(Extracted material)
==========

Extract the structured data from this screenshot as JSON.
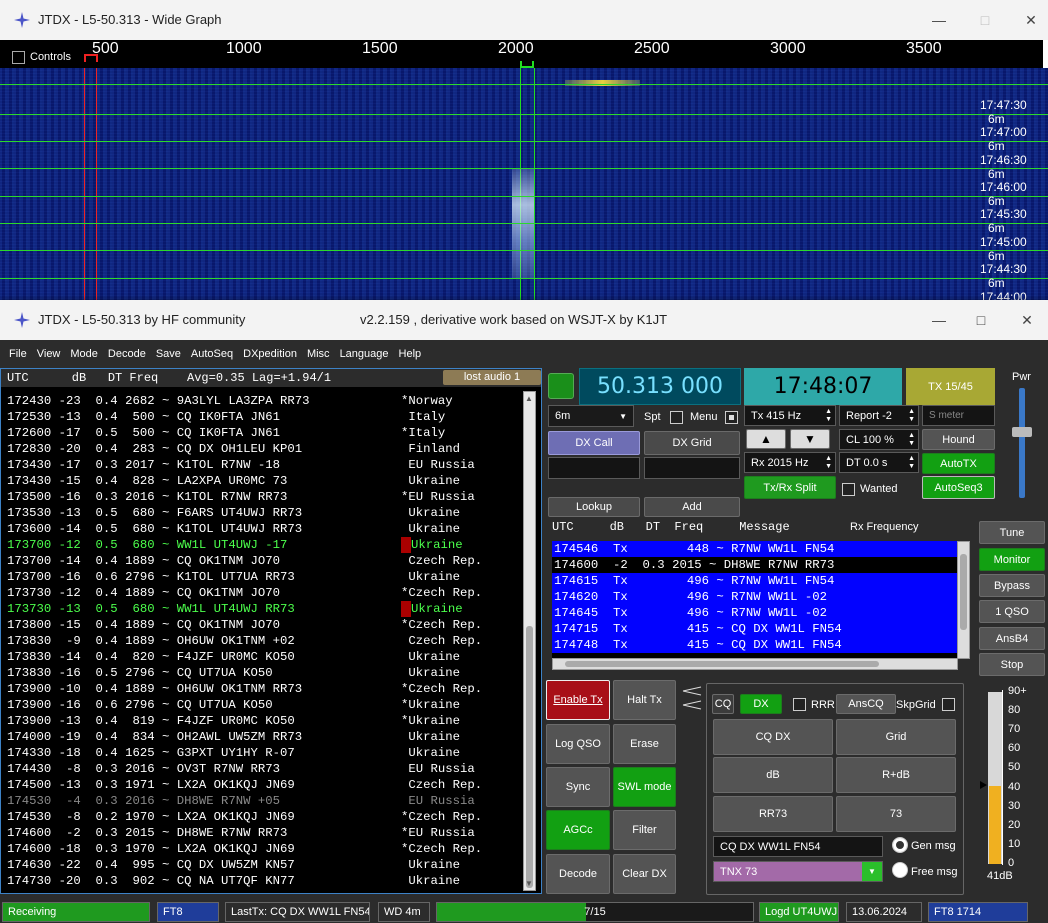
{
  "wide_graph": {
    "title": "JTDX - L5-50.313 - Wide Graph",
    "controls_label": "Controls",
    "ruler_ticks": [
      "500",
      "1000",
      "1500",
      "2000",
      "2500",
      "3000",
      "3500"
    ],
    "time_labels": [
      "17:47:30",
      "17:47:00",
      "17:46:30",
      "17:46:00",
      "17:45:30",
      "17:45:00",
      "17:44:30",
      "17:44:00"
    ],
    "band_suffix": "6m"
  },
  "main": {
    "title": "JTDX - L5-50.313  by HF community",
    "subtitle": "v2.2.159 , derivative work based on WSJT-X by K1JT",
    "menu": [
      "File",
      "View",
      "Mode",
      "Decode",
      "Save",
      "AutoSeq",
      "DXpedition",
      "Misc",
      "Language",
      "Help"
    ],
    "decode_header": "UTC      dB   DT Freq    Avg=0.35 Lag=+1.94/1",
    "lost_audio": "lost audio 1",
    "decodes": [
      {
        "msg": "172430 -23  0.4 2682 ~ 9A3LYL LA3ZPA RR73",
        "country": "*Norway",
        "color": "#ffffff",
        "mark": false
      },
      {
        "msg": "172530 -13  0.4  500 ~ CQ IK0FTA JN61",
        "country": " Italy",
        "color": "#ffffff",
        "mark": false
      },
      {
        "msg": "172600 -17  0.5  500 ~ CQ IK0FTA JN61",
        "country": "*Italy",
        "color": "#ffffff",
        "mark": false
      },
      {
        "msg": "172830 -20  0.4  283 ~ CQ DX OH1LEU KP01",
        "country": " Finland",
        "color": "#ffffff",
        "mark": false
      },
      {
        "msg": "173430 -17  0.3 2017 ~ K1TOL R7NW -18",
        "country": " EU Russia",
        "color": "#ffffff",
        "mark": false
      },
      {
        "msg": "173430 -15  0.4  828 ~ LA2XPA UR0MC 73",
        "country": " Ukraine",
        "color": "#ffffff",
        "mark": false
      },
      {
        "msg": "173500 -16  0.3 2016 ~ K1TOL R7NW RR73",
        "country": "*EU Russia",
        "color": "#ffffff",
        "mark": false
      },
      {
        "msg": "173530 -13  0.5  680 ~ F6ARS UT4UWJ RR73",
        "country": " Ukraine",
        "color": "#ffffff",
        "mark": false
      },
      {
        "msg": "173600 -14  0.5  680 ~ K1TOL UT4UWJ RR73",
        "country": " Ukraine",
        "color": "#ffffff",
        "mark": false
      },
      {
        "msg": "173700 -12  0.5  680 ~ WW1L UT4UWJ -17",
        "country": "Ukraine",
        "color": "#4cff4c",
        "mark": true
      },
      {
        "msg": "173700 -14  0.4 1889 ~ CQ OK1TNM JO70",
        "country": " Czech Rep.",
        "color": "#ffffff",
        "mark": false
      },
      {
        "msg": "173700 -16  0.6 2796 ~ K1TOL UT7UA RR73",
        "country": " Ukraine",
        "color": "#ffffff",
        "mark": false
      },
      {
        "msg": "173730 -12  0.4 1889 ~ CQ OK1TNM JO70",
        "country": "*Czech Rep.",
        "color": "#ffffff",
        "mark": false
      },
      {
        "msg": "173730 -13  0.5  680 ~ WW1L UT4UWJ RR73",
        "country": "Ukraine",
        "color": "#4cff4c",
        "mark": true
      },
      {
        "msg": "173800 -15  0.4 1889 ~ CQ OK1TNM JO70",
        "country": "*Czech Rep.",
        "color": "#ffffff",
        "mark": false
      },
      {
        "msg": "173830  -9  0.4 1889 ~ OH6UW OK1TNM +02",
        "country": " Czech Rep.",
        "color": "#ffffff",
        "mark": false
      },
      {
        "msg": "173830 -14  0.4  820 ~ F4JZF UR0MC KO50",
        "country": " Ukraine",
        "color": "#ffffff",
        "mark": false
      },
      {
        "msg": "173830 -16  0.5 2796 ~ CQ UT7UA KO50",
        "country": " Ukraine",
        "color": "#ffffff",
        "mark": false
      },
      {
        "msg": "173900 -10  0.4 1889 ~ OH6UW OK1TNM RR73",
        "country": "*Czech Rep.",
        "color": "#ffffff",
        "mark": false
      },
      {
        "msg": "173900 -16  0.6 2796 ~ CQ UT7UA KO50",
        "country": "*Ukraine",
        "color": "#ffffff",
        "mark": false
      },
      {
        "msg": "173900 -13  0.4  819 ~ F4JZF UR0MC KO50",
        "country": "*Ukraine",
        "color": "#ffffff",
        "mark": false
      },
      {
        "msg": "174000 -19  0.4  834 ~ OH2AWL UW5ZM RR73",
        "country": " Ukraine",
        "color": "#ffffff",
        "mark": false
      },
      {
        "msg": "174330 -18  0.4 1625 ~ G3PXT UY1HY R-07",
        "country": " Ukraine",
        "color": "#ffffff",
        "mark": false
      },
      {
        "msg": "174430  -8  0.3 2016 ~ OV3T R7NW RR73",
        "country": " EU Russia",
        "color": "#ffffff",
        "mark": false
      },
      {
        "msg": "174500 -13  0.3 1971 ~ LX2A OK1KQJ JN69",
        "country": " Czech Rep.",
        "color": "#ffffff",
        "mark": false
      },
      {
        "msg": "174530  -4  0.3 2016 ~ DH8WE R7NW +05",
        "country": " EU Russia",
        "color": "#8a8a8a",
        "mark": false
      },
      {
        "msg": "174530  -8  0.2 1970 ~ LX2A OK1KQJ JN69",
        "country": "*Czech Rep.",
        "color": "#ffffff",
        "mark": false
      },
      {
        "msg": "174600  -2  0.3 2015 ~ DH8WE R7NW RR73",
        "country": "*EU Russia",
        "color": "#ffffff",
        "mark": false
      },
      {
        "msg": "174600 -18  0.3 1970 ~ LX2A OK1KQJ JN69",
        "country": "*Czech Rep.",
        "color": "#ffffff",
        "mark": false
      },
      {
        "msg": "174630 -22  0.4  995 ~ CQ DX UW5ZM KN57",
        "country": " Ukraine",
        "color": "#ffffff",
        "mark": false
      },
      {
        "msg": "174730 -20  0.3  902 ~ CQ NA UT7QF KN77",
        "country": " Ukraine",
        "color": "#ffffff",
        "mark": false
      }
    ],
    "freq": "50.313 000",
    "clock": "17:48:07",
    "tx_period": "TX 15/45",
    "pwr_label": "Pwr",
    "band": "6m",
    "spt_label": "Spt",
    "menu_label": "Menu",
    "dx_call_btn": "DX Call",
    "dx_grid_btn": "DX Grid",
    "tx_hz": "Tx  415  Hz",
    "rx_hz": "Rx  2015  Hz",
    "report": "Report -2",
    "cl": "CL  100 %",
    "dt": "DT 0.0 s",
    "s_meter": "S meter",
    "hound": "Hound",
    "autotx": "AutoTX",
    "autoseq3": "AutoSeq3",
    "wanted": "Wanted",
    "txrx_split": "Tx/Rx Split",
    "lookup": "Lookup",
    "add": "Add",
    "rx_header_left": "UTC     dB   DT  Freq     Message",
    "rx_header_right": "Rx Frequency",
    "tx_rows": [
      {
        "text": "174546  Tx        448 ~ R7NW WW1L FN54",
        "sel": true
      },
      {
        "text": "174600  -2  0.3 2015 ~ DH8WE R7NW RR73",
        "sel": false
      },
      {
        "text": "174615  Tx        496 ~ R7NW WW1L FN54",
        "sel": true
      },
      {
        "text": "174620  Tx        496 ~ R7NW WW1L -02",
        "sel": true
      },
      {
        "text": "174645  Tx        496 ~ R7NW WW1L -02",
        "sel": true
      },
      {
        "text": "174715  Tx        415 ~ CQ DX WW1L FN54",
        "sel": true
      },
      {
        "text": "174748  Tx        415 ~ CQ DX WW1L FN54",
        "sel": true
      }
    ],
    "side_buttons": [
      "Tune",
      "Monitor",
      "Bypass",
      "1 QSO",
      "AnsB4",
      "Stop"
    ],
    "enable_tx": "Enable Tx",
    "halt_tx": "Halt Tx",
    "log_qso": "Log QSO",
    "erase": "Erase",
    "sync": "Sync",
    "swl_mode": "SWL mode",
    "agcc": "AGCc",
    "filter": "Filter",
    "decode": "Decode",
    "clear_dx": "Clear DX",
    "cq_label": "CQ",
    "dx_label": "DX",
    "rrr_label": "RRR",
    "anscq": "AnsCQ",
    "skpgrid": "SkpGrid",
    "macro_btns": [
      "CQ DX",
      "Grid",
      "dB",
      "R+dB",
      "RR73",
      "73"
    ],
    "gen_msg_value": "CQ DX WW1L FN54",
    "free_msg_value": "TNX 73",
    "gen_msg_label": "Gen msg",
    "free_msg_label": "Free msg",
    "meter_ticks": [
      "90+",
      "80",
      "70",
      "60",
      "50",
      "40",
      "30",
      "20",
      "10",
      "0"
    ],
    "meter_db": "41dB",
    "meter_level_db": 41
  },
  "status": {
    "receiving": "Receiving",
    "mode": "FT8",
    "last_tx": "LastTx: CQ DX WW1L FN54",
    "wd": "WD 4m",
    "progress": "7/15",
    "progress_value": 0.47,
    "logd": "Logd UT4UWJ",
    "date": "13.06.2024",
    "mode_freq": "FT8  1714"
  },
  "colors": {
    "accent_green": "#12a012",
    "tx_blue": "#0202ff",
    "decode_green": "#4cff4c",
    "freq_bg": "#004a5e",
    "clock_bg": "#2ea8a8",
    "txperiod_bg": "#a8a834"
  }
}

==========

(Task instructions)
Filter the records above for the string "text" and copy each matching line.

(Answer to the problem)
        "text": "174546  Tx        448 ~ R7NW WW1L FN54",
        "text": "174600  -2  0.3 2015 ~ DH8WE R7NW RR73",
        "text": "174615  Tx        496 ~ R7NW WW1L FN54",
        "text": "174620  Tx        496 ~ R7NW WW1L -02",
        "text": "174645  Tx        496 ~ R7NW WW1L -02",
        "text": "174715  Tx        415 ~ CQ DX WW1L FN54",
        "text": "174748  Tx        415 ~ CQ DX WW1L FN54",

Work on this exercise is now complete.